The tech company reported revenues up 23.2% in the first half of the year, compared to 15% in the same period in 2018. It also said it had sold 118 million smartphones around the world during that time and was now at 80% of the figure it reached before the Trump administration banned US companies from selling technology to it.
That ban had led to a “reduction in consumer trust”, chairman Liang Hua acknowledged, but analysts said strong domestic smartphone sales and new 5G carrier contracts had helped offset the impact. Huawei will also start selling 5G handsets in China from next month, according to TechCrunch.

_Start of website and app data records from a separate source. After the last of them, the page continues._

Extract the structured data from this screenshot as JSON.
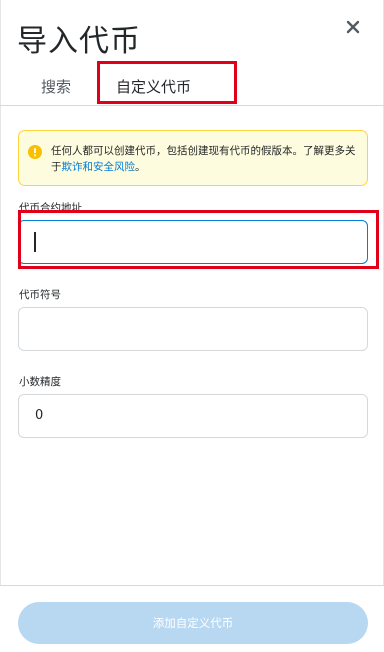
{
  "header": {
    "title": "导入代币"
  },
  "tabs": [
    {
      "label": "搜索"
    },
    {
      "label": "自定义代币"
    }
  ],
  "notice": {
    "text": "任何人都可以创建代币，包括创建现有代币的假版本。了解更多关于",
    "link": "欺诈和安全风险",
    "suffix": "。"
  },
  "fields": {
    "address": {
      "label": "代币合约地址",
      "value": ""
    },
    "symbol": {
      "label": "代币符号",
      "value": ""
    },
    "decimals": {
      "label": "小数精度",
      "value": "0"
    }
  },
  "footer": {
    "button_label": "添加自定义代币"
  },
  "colors": {
    "accent": "#037dd6",
    "warning_bg": "#fefcde",
    "warning_border": "#ffd33d",
    "highlight": "#e0001a",
    "disabled_button": "#b8d7f1"
  }
}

Meanwhile, Huawei has had to apologise to unhappy Singapore consumers after a promotion targeting the over-50s as part of a commemoration of Singapore’s 54th National Day went wrong.
Long queues had formed in front of Huawei stores on July 26 to buy its Y6 Pro phone at a 73% discount (reducing the price to $54), but anger mounted when stocks sold out quickly and stores closed. The police had to be called in to manage the chaos, exacerbating the situation.
Saying sorry hasn’t pacified everyone, however, with the local consumer watchdog demanding a public reprimand of the company and contacting the regulatory authority to accuse Huawei of breaching the Consumer Protection Fair Trading Act (which states it is “unfair practice” for companies to “omit to do or say anything” in a consumer transaction, resulting in consumers being “deceived or misled”).
At the same time, the Advertising Standards Authority of Singapore (ASAS) is investigating 10 complaints about the same Huawei saga to determine if it constitutes bait advertising.
Sourced from Financial Times, Reuters, TechCrunch, Straits Times, Facebook; additional content by WARC staff